[Data to examine Boundary: Start]

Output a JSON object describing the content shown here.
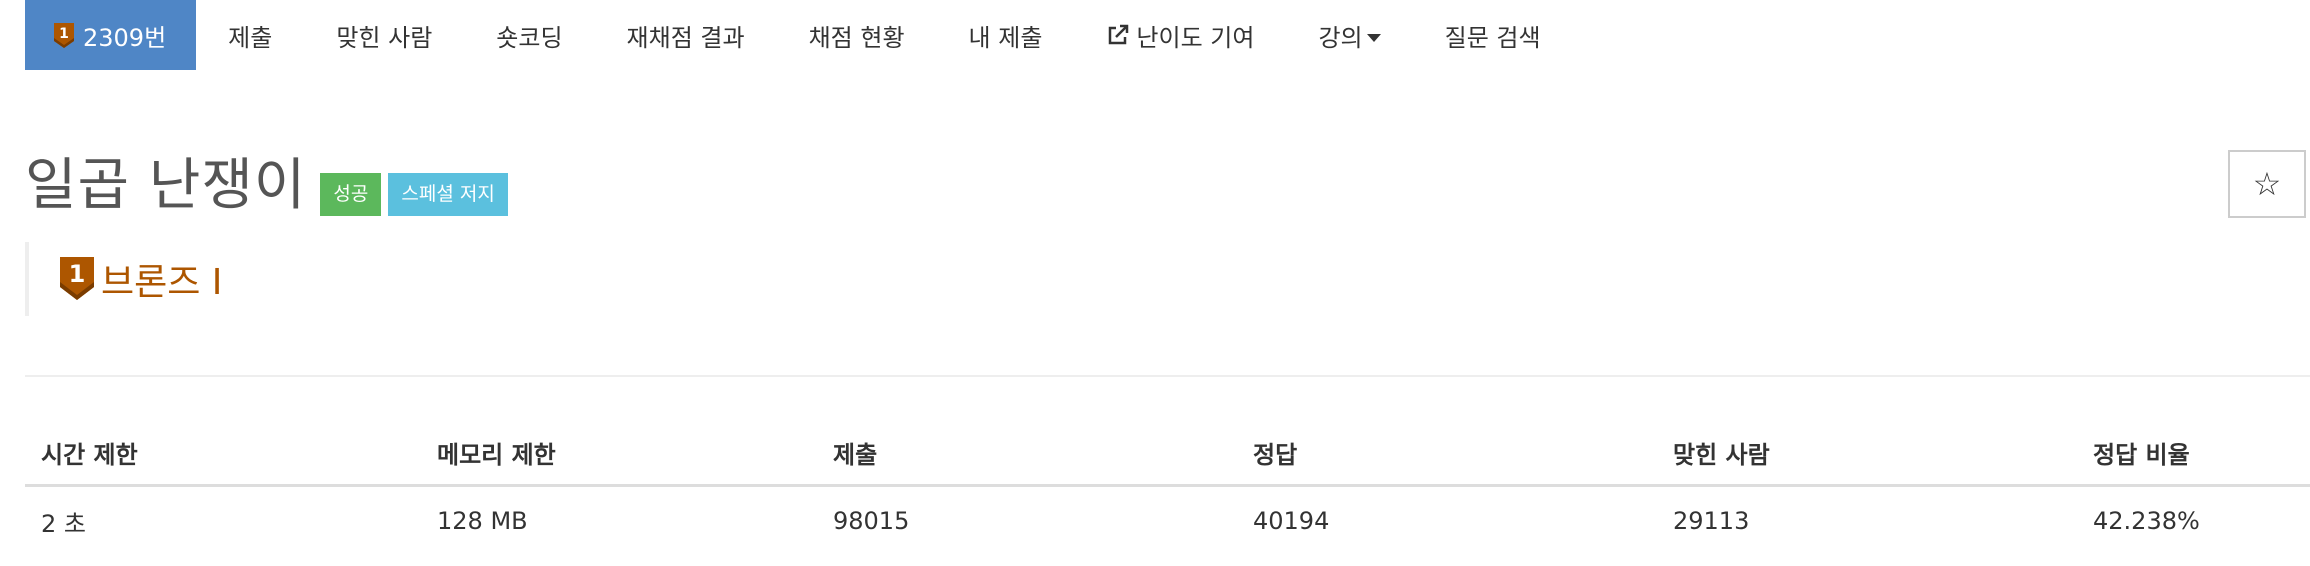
{
  "nav": {
    "problem_number": "2309번",
    "tabs": {
      "submit": "제출",
      "solved_users": "맞힌 사람",
      "short_coding": "숏코딩",
      "rejudge_result": "재채점 결과",
      "judge_status": "채점 현황",
      "my_submissions": "내 제출",
      "difficulty_contribution": "난이도 기여",
      "lectures": "강의",
      "question_search": "질문 검색"
    }
  },
  "problem": {
    "title": "일곱 난쟁이",
    "labels": {
      "success": "성공",
      "special_judge": "스페셜 저지"
    },
    "star_symbol": "☆",
    "tier_text": "브론즈 I",
    "tier_number": "1"
  },
  "info_table": {
    "headers": [
      "시간 제한",
      "메모리 제한",
      "제출",
      "정답",
      "맞힌 사람",
      "정답 비율"
    ],
    "values": [
      "2 초",
      "128 MB",
      "98015",
      "40194",
      "29113",
      "42.238%"
    ]
  },
  "colors": {
    "active_tab": "#4f86c6",
    "bronze": "#ad5600",
    "success_label": "#5cb85c",
    "info_label": "#5bc0de"
  }
}
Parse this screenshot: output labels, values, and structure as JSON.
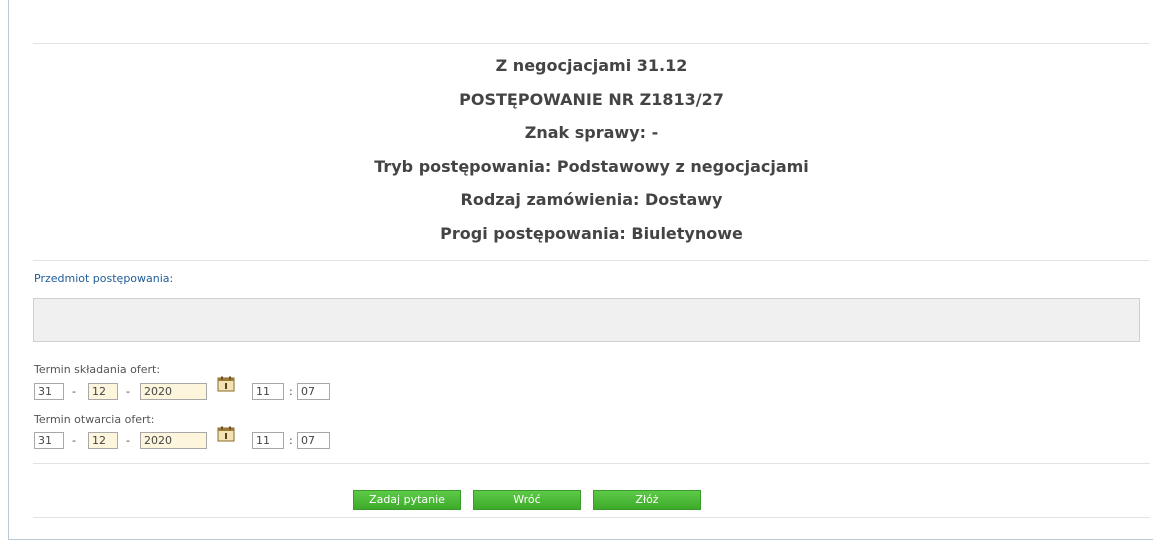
{
  "header": {
    "title": "Z negocjacjami 31.12",
    "proceeding_number": "POSTĘPOWANIE NR Z1813/27",
    "case_sign": "Znak sprawy: -",
    "procedure_mode": "Tryb postępowania: Podstawowy z negocjacjami",
    "order_type": "Rodzaj zamówienia: Dostawy",
    "thresholds": "Progi postępowania: Biuletynowe"
  },
  "subject": {
    "label": "Przedmiot postępowania:",
    "value": ""
  },
  "offer_deadline": {
    "label": "Termin składania ofert:",
    "day": "31",
    "month": "12",
    "year": "2020",
    "hour": "11",
    "minute": "07",
    "date_sep": "-",
    "time_sep": ":",
    "calendar_icon": "calendar-icon"
  },
  "opening_deadline": {
    "label": "Termin otwarcia ofert:",
    "day": "31",
    "month": "12",
    "year": "2020",
    "hour": "11",
    "minute": "07",
    "date_sep": "-",
    "time_sep": ":",
    "calendar_icon": "calendar-icon"
  },
  "actions": {
    "ask_label": "Zadaj pytanie",
    "back_label": "Wróć",
    "submit_label": "Złóż"
  },
  "colors": {
    "button_green": "#47b633",
    "label_blue": "#1f5c99",
    "field_bg": "#fdf6dc"
  }
}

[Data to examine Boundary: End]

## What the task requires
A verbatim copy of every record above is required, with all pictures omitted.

## Exercise response
Output a JSON object describing the content shown here.
{
  "nav": {
    "problem_number": "2309번",
    "tabs": {
      "submit": "제출",
      "solved_users": "맞힌 사람",
      "short_coding": "숏코딩",
      "rejudge_result": "재채점 결과",
      "judge_status": "채점 현황",
      "my_submissions": "내 제출",
      "difficulty_contribution": "난이도 기여",
      "lectures": "강의",
      "question_search": "질문 검색"
    }
  },
  "problem": {
    "title": "일곱 난쟁이",
    "labels": {
      "success": "성공",
      "special_judge": "스페셜 저지"
    },
    "star_symbol": "☆",
    "tier_text": "브론즈 I",
    "tier_number": "1"
  },
  "info_table": {
    "headers": [
      "시간 제한",
      "메모리 제한",
      "제출",
      "정답",
      "맞힌 사람",
      "정답 비율"
    ],
    "values": [
      "2 초",
      "128 MB",
      "98015",
      "40194",
      "29113",
      "42.238%"
    ]
  },
  "colors": {
    "active_tab": "#4f86c6",
    "bronze": "#ad5600",
    "success_label": "#5cb85c",
    "info_label": "#5bc0de"
  }
}
Parse this screenshot: output labels, values, and structure as JSON.
{
  "header": {
    "title": "Z negocjacjami 31.12",
    "proceeding_number": "POSTĘPOWANIE NR Z1813/27",
    "case_sign": "Znak sprawy: -",
    "procedure_mode": "Tryb postępowania: Podstawowy z negocjacjami",
    "order_type": "Rodzaj zamówienia: Dostawy",
    "thresholds": "Progi postępowania: Biuletynowe"
  },
  "subject": {
    "label": "Przedmiot postępowania:",
    "value": ""
  },
  "offer_deadline": {
    "label": "Termin składania ofert:",
    "day": "31",
    "month": "12",
    "year": "2020",
    "hour": "11",
    "minute": "07",
    "date_sep": "-",
    "time_sep": ":",
    "calendar_icon": "calendar-icon"
  },
  "opening_deadline": {
    "label": "Termin otwarcia ofert:",
    "day": "31",
    "month": "12",
    "year": "2020",
    "hour": "11",
    "minute": "07",
    "date_sep": "-",
    "time_sep": ":",
    "calendar_icon": "calendar-icon"
  },
  "actions": {
    "ask_label": "Zadaj pytanie",
    "back_label": "Wróć",
    "submit_label": "Złóż"
  },
  "colors": {
    "button_green": "#47b633",
    "label_blue": "#1f5c99",
    "field_bg": "#fdf6dc"
  }
}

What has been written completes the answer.